Record excerpts:
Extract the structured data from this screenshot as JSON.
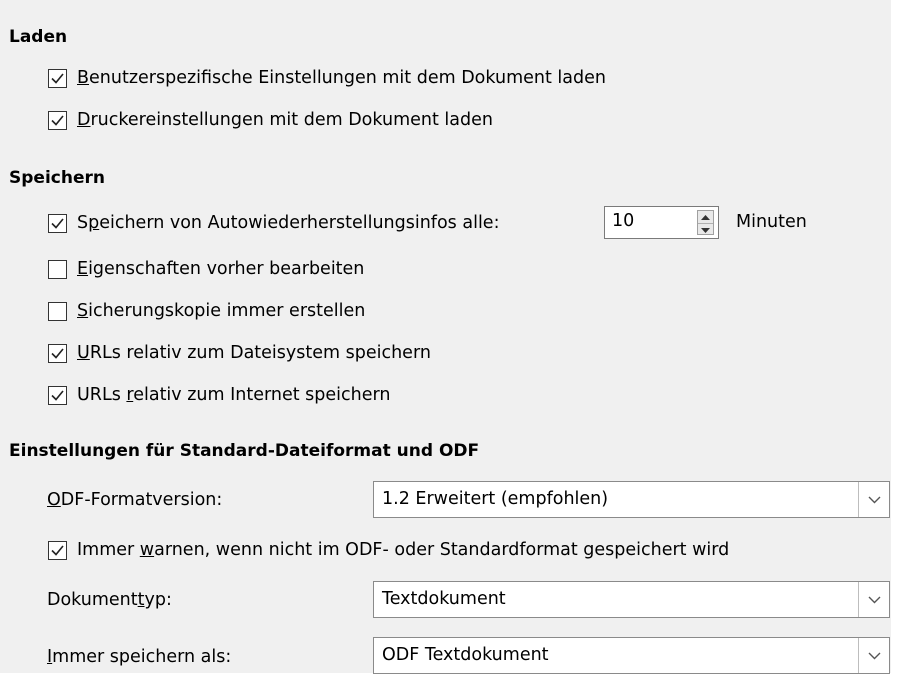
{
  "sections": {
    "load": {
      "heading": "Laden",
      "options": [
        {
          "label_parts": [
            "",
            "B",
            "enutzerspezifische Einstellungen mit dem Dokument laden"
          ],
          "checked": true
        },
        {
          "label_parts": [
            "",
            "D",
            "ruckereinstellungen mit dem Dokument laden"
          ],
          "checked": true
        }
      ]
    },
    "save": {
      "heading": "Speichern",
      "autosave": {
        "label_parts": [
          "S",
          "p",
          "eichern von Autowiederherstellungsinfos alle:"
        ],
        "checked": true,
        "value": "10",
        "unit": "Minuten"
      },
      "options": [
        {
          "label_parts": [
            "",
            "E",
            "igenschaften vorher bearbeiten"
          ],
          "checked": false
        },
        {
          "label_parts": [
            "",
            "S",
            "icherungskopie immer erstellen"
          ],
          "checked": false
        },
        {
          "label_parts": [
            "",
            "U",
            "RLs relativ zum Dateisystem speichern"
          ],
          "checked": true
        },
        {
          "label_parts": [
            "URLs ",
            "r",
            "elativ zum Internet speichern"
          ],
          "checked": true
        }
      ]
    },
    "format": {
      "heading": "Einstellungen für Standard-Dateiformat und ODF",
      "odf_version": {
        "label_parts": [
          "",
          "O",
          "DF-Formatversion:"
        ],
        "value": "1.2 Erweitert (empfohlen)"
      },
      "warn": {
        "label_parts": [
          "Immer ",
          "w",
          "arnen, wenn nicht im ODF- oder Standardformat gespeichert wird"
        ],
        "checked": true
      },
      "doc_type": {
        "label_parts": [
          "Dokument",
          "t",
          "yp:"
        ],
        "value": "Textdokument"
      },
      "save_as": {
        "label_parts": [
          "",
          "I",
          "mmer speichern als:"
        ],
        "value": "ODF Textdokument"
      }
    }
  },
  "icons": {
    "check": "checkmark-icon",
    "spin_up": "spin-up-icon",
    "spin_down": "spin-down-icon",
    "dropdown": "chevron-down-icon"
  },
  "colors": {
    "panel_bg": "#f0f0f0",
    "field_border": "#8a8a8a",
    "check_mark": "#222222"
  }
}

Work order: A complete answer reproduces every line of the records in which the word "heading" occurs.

Reply:
      "heading": "Laden",
      "heading": "Speichern",
      "heading": "Einstellungen für Standard-Dateiformat und ODF",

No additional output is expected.